A Guide to Recommended Screenings for Women
It’s no secret that women are often more focused on caring for their families or their careers than they are in making their own health a priority. Furthermore, there is a common misconception that women’s health mostly relates to childbirth and gynecology. The truth is that women have a wide variety of unique health needs during each decade of their life.
Here is a guide to recommended screenings for women during key life stages:
A young woman should have her first gynecologist appointment between the ages of 13 and 15. During her teen years, a gynecological exam will typically include a medical history talk. This is a great opportunity for teenage patients to learn more about caring for their bodies. These exams also include a basic physical and breast exam. An external examination of the genitalia will also be performed in order to check for any swelling, sores, or other issues. An internal examination is usually only necessary if other problems have been discovered. Pap smears are not necessary until the age of 21. STD testing is not necessary unless the gynecologist has reason to believe the patient is or has been sexually active.

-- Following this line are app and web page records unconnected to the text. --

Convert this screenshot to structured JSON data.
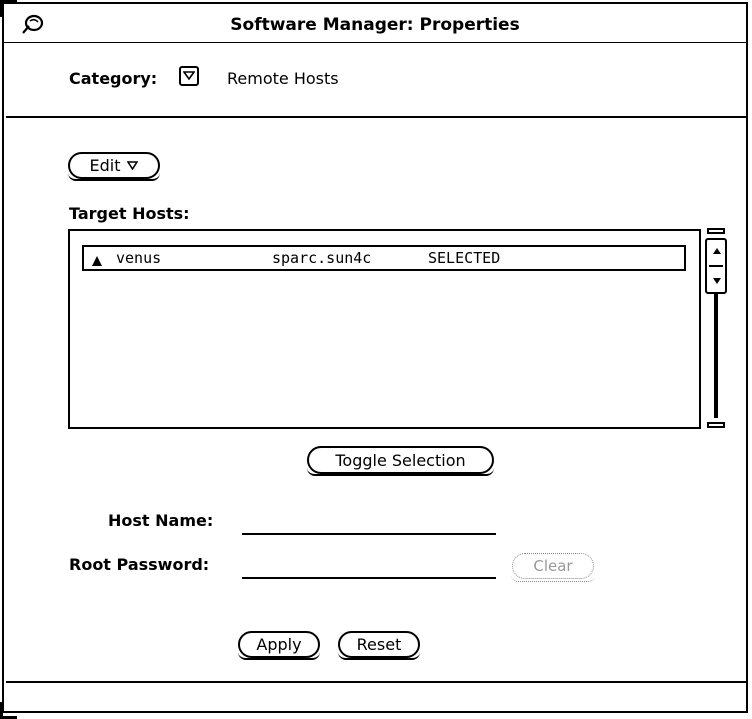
{
  "window": {
    "title": "Software Manager: Properties",
    "menu_icon": "window-menu-icon"
  },
  "category": {
    "label": "Category:",
    "menu_icon": "menu-triangle-icon",
    "value": "Remote Hosts"
  },
  "edit_button": {
    "label": "Edit",
    "icon": "menu-triangle-icon"
  },
  "target_hosts": {
    "label": "Target Hosts:",
    "rows": [
      {
        "icon": "host-glyph-icon",
        "name": "venus",
        "arch": "sparc.sun4c",
        "status": "SELECTED"
      }
    ]
  },
  "toggle_button": {
    "label": "Toggle Selection"
  },
  "fields": {
    "host_name_label": "Host Name:",
    "host_name_value": "",
    "root_password_label": "Root Password:",
    "root_password_value": ""
  },
  "clear_button": {
    "label": "Clear",
    "enabled": false
  },
  "footer": {
    "apply_label": "Apply",
    "reset_label": "Reset"
  }
}
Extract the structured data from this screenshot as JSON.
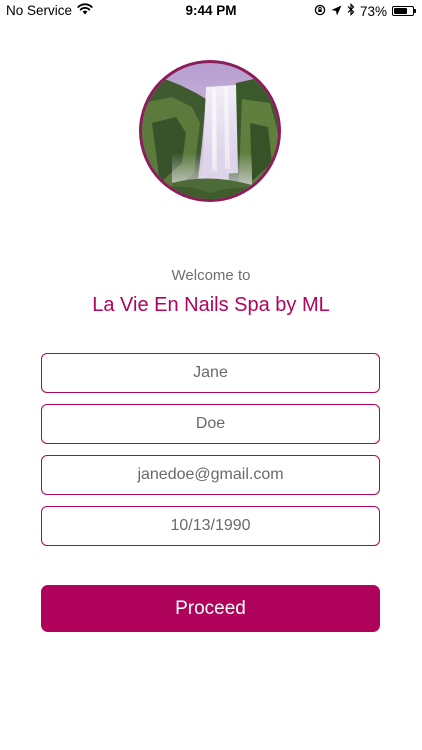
{
  "status_bar": {
    "carrier": "No Service",
    "time": "9:44 PM",
    "battery_percent": "73%",
    "battery_level": 0.73,
    "icons": [
      "wifi-icon",
      "rotation-lock-icon",
      "location-arrow-icon",
      "bluetooth-icon",
      "battery-icon"
    ]
  },
  "welcome": {
    "intro": "Welcome to",
    "spa_name": "La Vie En Nails Spa by ML"
  },
  "form": {
    "first_name": "Jane",
    "last_name": "Doe",
    "email": "janedoe@gmail.com",
    "date_of_birth": "10/13/1990"
  },
  "actions": {
    "proceed_label": "Proceed"
  },
  "colors": {
    "accent": "#b0045c",
    "text_muted": "#6a6a6a",
    "background": "#ffffff"
  }
}
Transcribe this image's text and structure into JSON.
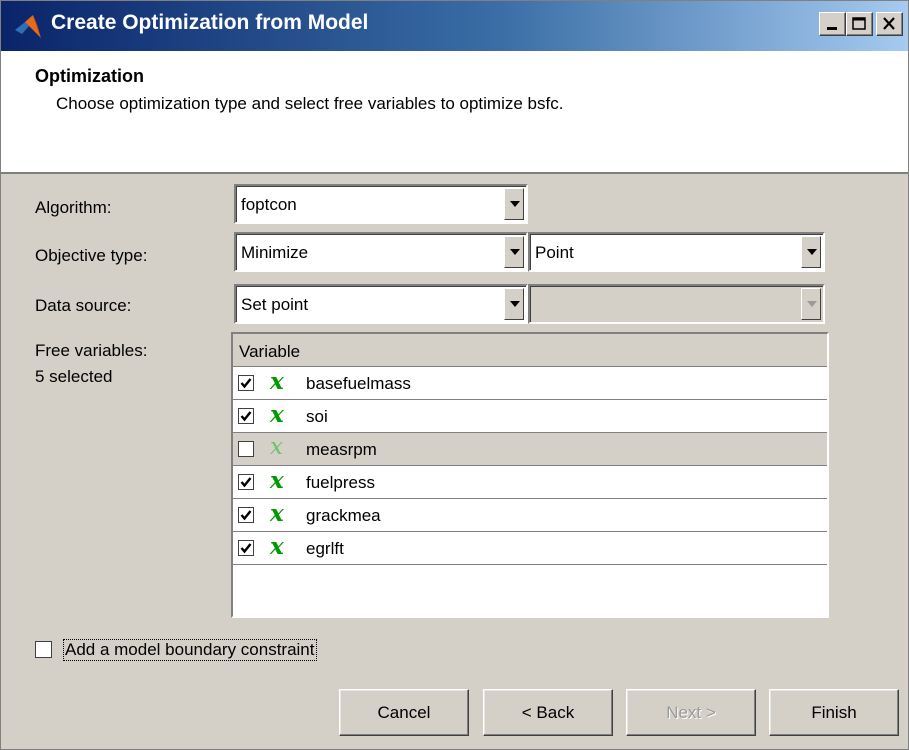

20s and 30s
Women between 20 and 30 years of age can use their Body Mass Index (BMI), a simple calculation of body weight in relation to height, to determine whether or not their weight is within a normal, healthy range. Starting at 20 years of age, women should begin getting cholesterol screenings every five years. Women should also have their first Pap test and pelvic exam between 18 and 21 years of age, and subsequently every three years after their initial checkup. Women with a strong family history of ovarian cancer should also begin screenings for ovarian cancer during this time in their lives.
As women age, so do the number of recommended screenings. Women between 40 and 64 years of age should have their blood pressure checked every two years. After age 45, it’s important to have a blood glucose screening. This may be recommended earlier if women have risk factors for diabetes, such as obesity, family history, high blood pressure and inactive lifestyles. Starting at 40 years of age, women should also begin having breast exams and mammograms every one to two years for the prevention and early detection of breast cancer.
50s and 60s
After 50 years of age, women experience an increased likelihood of some health conditions so a few more screenings are recommended. In addition to the exams and screenings conducted in their 40s, women beginning their 50s should be screened for colon cancer. A physician should recommend the frequency of colon cancer screenings, which are based on risk factors, including family and personal medical history and lifestyle–related factors. All women, especially those older than 50 years of age, should notify their physicians of any skin changes, which could be indicative of skin cancer. For women age 65 years and older, bone density screenings for the prevention and/or early detection of osteoporosis becomes extremely important. These screenings may be recommended sooner than age 65 years if a woman possesses applicable risk factors.
This information is provided by Arizona Associates for Women’s Health as general information only. Please note, this information should not substitute a medical checkup or consultation with a physician.
The physicians at Arizona Associates for Women’s Health have extensive experience helping patients manage menopause. For more information, or to schedule an appointment, please contact us.